- **ASSIGNMENT**
What is the number of lines in the data holding the word "users"? Give that number by itself.

[Collected data entries]
__________________________________________________

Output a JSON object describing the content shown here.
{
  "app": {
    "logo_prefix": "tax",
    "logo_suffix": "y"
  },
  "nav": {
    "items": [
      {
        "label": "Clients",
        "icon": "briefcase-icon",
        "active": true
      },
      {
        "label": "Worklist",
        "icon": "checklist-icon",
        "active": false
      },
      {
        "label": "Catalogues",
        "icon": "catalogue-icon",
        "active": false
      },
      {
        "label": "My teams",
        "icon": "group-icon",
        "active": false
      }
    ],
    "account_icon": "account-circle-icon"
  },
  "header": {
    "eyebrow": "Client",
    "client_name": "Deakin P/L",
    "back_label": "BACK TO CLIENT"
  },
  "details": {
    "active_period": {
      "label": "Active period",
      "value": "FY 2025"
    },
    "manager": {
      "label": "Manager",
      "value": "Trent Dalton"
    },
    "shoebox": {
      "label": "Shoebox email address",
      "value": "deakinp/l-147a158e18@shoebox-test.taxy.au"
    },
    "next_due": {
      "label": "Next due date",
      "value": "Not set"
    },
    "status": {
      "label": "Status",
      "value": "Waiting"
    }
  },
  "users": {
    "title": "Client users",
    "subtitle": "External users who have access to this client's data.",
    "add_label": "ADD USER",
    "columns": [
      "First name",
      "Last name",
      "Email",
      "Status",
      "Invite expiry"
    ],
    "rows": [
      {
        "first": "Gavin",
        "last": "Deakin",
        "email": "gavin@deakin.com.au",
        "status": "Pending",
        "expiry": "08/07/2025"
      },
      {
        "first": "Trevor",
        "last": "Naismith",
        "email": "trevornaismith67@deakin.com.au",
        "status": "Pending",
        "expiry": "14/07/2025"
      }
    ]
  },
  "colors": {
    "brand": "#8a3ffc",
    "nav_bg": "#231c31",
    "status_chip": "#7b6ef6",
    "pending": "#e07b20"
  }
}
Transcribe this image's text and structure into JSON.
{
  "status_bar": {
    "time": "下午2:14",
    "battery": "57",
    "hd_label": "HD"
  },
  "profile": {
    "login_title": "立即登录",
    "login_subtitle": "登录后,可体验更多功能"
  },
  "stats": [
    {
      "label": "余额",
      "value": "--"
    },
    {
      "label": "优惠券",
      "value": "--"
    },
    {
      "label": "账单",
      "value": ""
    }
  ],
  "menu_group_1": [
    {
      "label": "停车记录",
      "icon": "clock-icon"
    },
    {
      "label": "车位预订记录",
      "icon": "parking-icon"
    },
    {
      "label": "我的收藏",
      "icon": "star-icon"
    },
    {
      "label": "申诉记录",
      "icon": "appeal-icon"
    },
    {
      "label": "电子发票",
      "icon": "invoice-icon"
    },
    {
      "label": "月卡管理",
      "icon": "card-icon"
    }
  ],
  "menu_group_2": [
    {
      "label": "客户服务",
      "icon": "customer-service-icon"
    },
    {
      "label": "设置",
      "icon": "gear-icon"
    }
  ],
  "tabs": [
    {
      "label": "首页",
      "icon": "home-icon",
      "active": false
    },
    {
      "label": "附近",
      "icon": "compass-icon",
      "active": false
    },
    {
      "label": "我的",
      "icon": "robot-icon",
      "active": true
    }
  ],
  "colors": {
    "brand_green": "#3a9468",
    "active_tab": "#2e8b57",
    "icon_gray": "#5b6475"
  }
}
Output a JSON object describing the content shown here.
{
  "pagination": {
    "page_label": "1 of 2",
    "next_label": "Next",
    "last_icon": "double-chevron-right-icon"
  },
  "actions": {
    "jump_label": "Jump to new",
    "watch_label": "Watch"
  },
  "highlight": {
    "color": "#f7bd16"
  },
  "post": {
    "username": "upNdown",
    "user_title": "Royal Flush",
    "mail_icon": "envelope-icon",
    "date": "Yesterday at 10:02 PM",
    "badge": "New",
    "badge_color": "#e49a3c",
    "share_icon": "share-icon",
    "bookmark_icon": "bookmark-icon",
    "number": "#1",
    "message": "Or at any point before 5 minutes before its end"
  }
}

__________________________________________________

- **WRITTEN SOLUTION**
3